Can HD be triple the fun? SES Americom hopes so as it launched an innovative “triple-feed” antenna program this week that will let cable operators receive HD programming from three different satellites. Steve Bunke, SES Americom vice president, media and entertainment sales, discussed the HD market in this Q&A.
Q: What exactly is a triple-feed antenna?
A: It’s one antenna that allows the cable operator to look at three satellites, in this instance AMC-4, AMC-1 and AMC-18. Each of them are two degrees apart so the triple-feed antenna allows the cable operator to save room in the antenna area.
Q: So are there also dual-feed antennas?
A: Yes. Comcast, for example, has a large number of antennas looking at AMC-1 and AMC-4 so we’ll swap those out at no cost and put in the triple feed.
Q: Comcast, Bresnan Communications, Brighthouse Networks, and Metrocast are among the first group of cable operators to make the move. Are you speaking with other operators?
A: Yes. Those four operators are the first ones we’ve signed contracts with but we’re talking to all of the major cable operators down the line.
Q: The need for triple-feed antennas is related to the launch of AMC-18. What will that satellite mean to SES Americom?

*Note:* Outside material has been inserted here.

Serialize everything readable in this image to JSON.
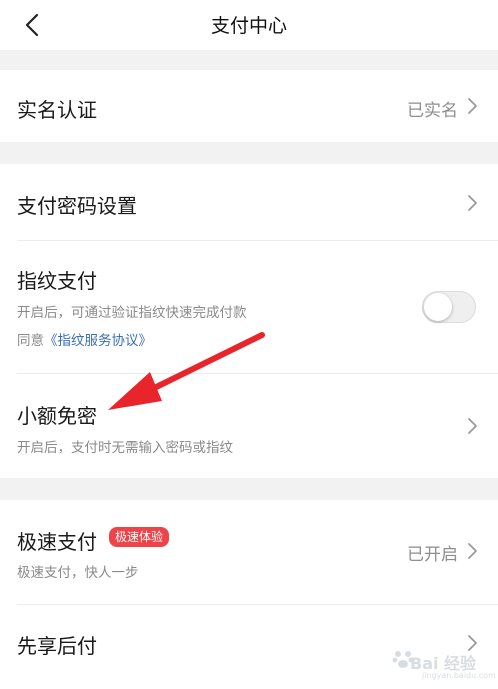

A: AMC-18 will be our third satellite in the HD Prime neighborhood and it’s scheduled to be launched in late November and be operational in the first half of 2007. We’re nearly sold out of transponder space on AMC-10 and AMC-11, the other two satellites in the neighborhood so AMC-18 will address our future needs and provide a growth opportunity.

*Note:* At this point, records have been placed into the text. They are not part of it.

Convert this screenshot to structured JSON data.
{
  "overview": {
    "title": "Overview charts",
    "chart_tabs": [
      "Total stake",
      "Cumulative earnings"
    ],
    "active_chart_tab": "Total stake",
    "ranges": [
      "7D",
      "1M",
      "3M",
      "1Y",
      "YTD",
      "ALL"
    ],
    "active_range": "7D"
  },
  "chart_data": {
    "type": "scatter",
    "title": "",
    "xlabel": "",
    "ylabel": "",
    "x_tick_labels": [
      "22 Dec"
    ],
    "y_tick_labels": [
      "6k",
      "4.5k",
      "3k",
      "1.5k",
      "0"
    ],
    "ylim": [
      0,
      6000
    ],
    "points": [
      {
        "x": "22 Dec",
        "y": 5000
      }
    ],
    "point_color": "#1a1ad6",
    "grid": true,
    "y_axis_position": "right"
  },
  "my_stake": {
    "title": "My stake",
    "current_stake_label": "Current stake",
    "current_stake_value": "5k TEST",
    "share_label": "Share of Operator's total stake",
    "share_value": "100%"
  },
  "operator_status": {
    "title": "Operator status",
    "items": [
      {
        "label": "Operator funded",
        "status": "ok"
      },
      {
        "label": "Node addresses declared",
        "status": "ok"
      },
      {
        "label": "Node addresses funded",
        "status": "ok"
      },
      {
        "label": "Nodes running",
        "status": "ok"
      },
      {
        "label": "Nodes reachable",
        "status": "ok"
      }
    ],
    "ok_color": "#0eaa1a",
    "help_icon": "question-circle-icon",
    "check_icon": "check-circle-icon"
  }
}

Q: As someone involved in sales you obviously talk to a lot of customers about HD. How is it impacting your business?
A: HD will continue to eat up available capacity and it’s a matter of time before the HD explosion takes place. There are roughly 30 HD channels out there and we expect to see significant growth. But cable operators also recognize they need to expand their internal capacity for the demand of HD programming.
Q: Do you think that explosion in HD growth will take place in 2007?
A: It’s hard to forecast because it depends on the cable operators expanding so they can handle the additional programming.
--Interview by Ken Kerschbaumer